Occasionally the duties can be surprising. One woman, blind for years, had her companion driver take her to the Canadian National Exhibition in Toronto, where she enjoyed the sounds and smells and the memories. And one 96 year old great grandmother didn’t want to miss her great granddaughter’s wedding. She had her Seniors for Seniors driver, aged 80, pick her up, escort her to the wedding and drive her home, tired but very fulfilled.

Another woman in her late 80s wanted to spend the summer at her beloved cottage, though her family feared for her safety. A nearby Seniors for Seniors employee, a nurse, agreed to live in, six-days- a-week throughout the summer, resolving the problem to everyone’s satisfaction.

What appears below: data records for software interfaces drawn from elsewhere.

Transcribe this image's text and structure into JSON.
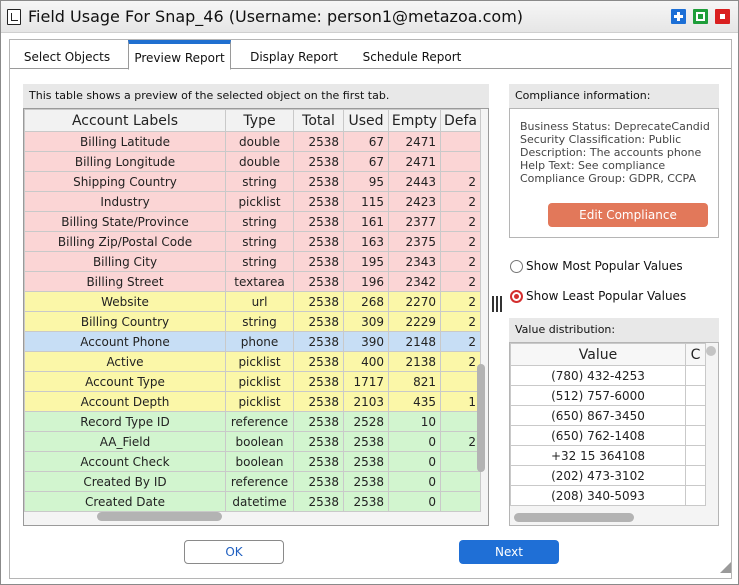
{
  "window": {
    "title": "Field Usage For Snap_46 (Username: person1@metazoa.com)",
    "controls": {
      "maximize": "maximize-icon",
      "restore": "restore-icon",
      "close": "close-icon"
    }
  },
  "tabs": [
    {
      "label": "Select Objects",
      "active": false
    },
    {
      "label": "Preview Report",
      "active": true
    },
    {
      "label": "Display Report",
      "active": false
    },
    {
      "label": "Schedule Report",
      "active": false
    }
  ],
  "preview": {
    "header": "This table shows a preview of the selected object on the first tab.",
    "columns": [
      "Account Labels",
      "Type",
      "Total",
      "Used",
      "Empty",
      "Defa"
    ],
    "rows": [
      {
        "label": "Billing Latitude",
        "type": "double",
        "total": "2538",
        "used": "67",
        "empty": "2471",
        "def": "",
        "color": "red"
      },
      {
        "label": "Billing Longitude",
        "type": "double",
        "total": "2538",
        "used": "67",
        "empty": "2471",
        "def": "",
        "color": "red"
      },
      {
        "label": "Shipping Country",
        "type": "string",
        "total": "2538",
        "used": "95",
        "empty": "2443",
        "def": "2",
        "color": "red"
      },
      {
        "label": "Industry",
        "type": "picklist",
        "total": "2538",
        "used": "115",
        "empty": "2423",
        "def": "2",
        "color": "red"
      },
      {
        "label": "Billing State/Province",
        "type": "string",
        "total": "2538",
        "used": "161",
        "empty": "2377",
        "def": "2",
        "color": "red"
      },
      {
        "label": "Billing Zip/Postal Code",
        "type": "string",
        "total": "2538",
        "used": "163",
        "empty": "2375",
        "def": "2",
        "color": "red"
      },
      {
        "label": "Billing City",
        "type": "string",
        "total": "2538",
        "used": "195",
        "empty": "2343",
        "def": "2",
        "color": "red"
      },
      {
        "label": "Billing Street",
        "type": "textarea",
        "total": "2538",
        "used": "196",
        "empty": "2342",
        "def": "2",
        "color": "red"
      },
      {
        "label": "Website",
        "type": "url",
        "total": "2538",
        "used": "268",
        "empty": "2270",
        "def": "2",
        "color": "yellow"
      },
      {
        "label": "Billing Country",
        "type": "string",
        "total": "2538",
        "used": "309",
        "empty": "2229",
        "def": "2",
        "color": "yellow"
      },
      {
        "label": "Account Phone",
        "type": "phone",
        "total": "2538",
        "used": "390",
        "empty": "2148",
        "def": "2",
        "color": "blue"
      },
      {
        "label": "Active",
        "type": "picklist",
        "total": "2538",
        "used": "400",
        "empty": "2138",
        "def": "2",
        "color": "yellow"
      },
      {
        "label": "Account Type",
        "type": "picklist",
        "total": "2538",
        "used": "1717",
        "empty": "821",
        "def": "",
        "color": "yellow"
      },
      {
        "label": "Account Depth",
        "type": "picklist",
        "total": "2538",
        "used": "2103",
        "empty": "435",
        "def": "1",
        "color": "yellow"
      },
      {
        "label": "Record Type ID",
        "type": "reference",
        "total": "2538",
        "used": "2528",
        "empty": "10",
        "def": "",
        "color": "green"
      },
      {
        "label": "AA_Field",
        "type": "boolean",
        "total": "2538",
        "used": "2538",
        "empty": "0",
        "def": "2",
        "color": "green"
      },
      {
        "label": "Account Check",
        "type": "boolean",
        "total": "2538",
        "used": "2538",
        "empty": "0",
        "def": "",
        "color": "green"
      },
      {
        "label": "Created By ID",
        "type": "reference",
        "total": "2538",
        "used": "2538",
        "empty": "0",
        "def": "",
        "color": "green"
      },
      {
        "label": "Created Date",
        "type": "datetime",
        "total": "2538",
        "used": "2538",
        "empty": "0",
        "def": "",
        "color": "green"
      }
    ]
  },
  "compliance": {
    "header": "Compliance information:",
    "lines": [
      "Business Status: DeprecateCandid",
      "Security Classification: Public",
      "Description: The accounts phone",
      "Help Text: See compliance",
      "Compliance Group: GDPR, CCPA"
    ],
    "edit_button": "Edit Compliance"
  },
  "options": {
    "most_popular": {
      "label": "Show Most Popular Values",
      "checked": false
    },
    "least_popular": {
      "label": "Show Least Popular Values",
      "checked": true
    }
  },
  "distribution": {
    "header": "Value distribution:",
    "columns": [
      "Value",
      "C"
    ],
    "values": [
      "(780) 432-4253",
      "(512) 757-6000",
      "(650) 867-3450",
      "(650) 762-1408",
      "+32 15 364108",
      "(202) 473-3102",
      "(208) 340-5093"
    ]
  },
  "footer": {
    "ok": "OK",
    "next": "Next"
  },
  "colors": {
    "accent": "#1f6fd6",
    "edit": "#e2785a",
    "red_row": "#fbd5d5",
    "yellow_row": "#fbf7a8",
    "blue_row": "#c7def5",
    "green_row": "#d2f5cf"
  }
}
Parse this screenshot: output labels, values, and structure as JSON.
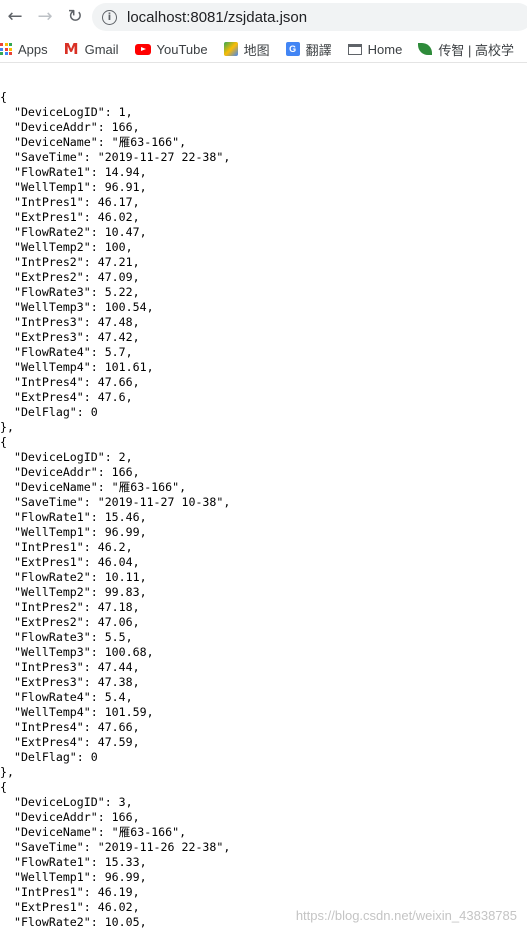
{
  "browser": {
    "url": "localhost:8081/zsjdata.json",
    "bookmarks": [
      "Apps",
      "Gmail",
      "YouTube",
      "地图",
      "翻譯",
      "Home",
      "传智 | 高校学"
    ]
  },
  "json_lines": [
    "{",
    "  \"DeviceLogID\": 1,",
    "  \"DeviceAddr\": 166,",
    "  \"DeviceName\": \"雁63-166\",",
    "  \"SaveTime\": \"2019-11-27 22-38\",",
    "  \"FlowRate1\": 14.94,",
    "  \"WellTemp1\": 96.91,",
    "  \"IntPres1\": 46.17,",
    "  \"ExtPres1\": 46.02,",
    "  \"FlowRate2\": 10.47,",
    "  \"WellTemp2\": 100,",
    "  \"IntPres2\": 47.21,",
    "  \"ExtPres2\": 47.09,",
    "  \"FlowRate3\": 5.22,",
    "  \"WellTemp3\": 100.54,",
    "  \"IntPres3\": 47.48,",
    "  \"ExtPres3\": 47.42,",
    "  \"FlowRate4\": 5.7,",
    "  \"WellTemp4\": 101.61,",
    "  \"IntPres4\": 47.66,",
    "  \"ExtPres4\": 47.6,",
    "  \"DelFlag\": 0",
    "},",
    "{",
    "  \"DeviceLogID\": 2,",
    "  \"DeviceAddr\": 166,",
    "  \"DeviceName\": \"雁63-166\",",
    "  \"SaveTime\": \"2019-11-27 10-38\",",
    "  \"FlowRate1\": 15.46,",
    "  \"WellTemp1\": 96.99,",
    "  \"IntPres1\": 46.2,",
    "  \"ExtPres1\": 46.04,",
    "  \"FlowRate2\": 10.11,",
    "  \"WellTemp2\": 99.83,",
    "  \"IntPres2\": 47.18,",
    "  \"ExtPres2\": 47.06,",
    "  \"FlowRate3\": 5.5,",
    "  \"WellTemp3\": 100.68,",
    "  \"IntPres3\": 47.44,",
    "  \"ExtPres3\": 47.38,",
    "  \"FlowRate4\": 5.4,",
    "  \"WellTemp4\": 101.59,",
    "  \"IntPres4\": 47.66,",
    "  \"ExtPres4\": 47.59,",
    "  \"DelFlag\": 0",
    "},",
    "{",
    "  \"DeviceLogID\": 3,",
    "  \"DeviceAddr\": 166,",
    "  \"DeviceName\": \"雁63-166\",",
    "  \"SaveTime\": \"2019-11-26 22-38\",",
    "  \"FlowRate1\": 15.33,",
    "  \"WellTemp1\": 96.99,",
    "  \"IntPres1\": 46.19,",
    "  \"ExtPres1\": 46.02,",
    "  \"FlowRate2\": 10.05,"
  ],
  "watermark": "https://blog.csdn.net/weixin_43838785",
  "colors": {
    "omnibox_bg": "#f1f3f4",
    "youtube_red": "#ff0000",
    "gmail_red": "#d93025"
  }
}
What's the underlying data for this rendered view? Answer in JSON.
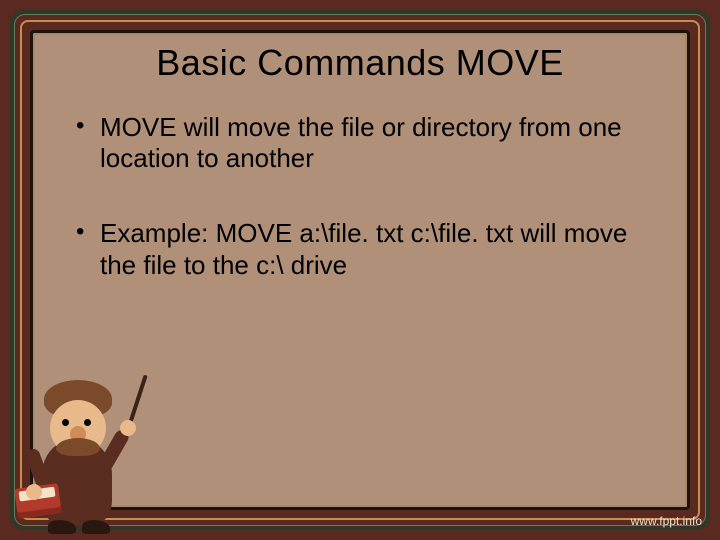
{
  "slide": {
    "title": "Basic Commands MOVE",
    "bullets": [
      "MOVE will move the file or directory from one location to another",
      "Example: MOVE a:\\file. txt c:\\file. txt will move the file to the c:\\ drive"
    ]
  },
  "footer": {
    "link": "www.fppt.info"
  }
}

There’s no shortage of workers. "We get 200 to 300 calls a week," Cook says. "It’s a win win win operation. We have an honorable business and employ people who by and large are unemployable simply because of their age, helping people who want to stay in their own homes."

And clients are sufficiently affluent to afford the fees: $12.95 per hour, for a three-hour minimum for a drop in worker; live in companions cost $460 for a four-day week. "We invoice once a week," says Cook, "and seniors, just as soon as they get a bill, write out a cheque."

Potential employees must pass muster, not only with Cook, but with his assistant, 71-year old Mabel Holden. "We rate them on a scale of 30 — but in fact, Mabel never gives them a 30," he chuckles. Their rating is based on demeanour, experience and social skills. Caregiving experience, or volunteer work, is important. "My yardstick is ‘Would I send this person to my own mother?’" says Cook. "There’s so much first-rate talent looking for work, people who want to keep busy — but can’t find the opportunity. Quite frankly, we can pretty well pick and choose."

The Toronto-based company now has franchises in Mississauga, Hamilton, St. Catharines, Kitchener and Oshawa. Beyond Ontario, there are offices in Halifax and Montreal. He’d love to open in Vancouver, with the right franchisee — someone at least 50 years old, who has some empathy with seniors and has about $75,000 to invest. And the age requirement is important, he notes, "After all, you shouldn’t go on a TV show or be written up in an article if you’re not even old enough to work for your own company."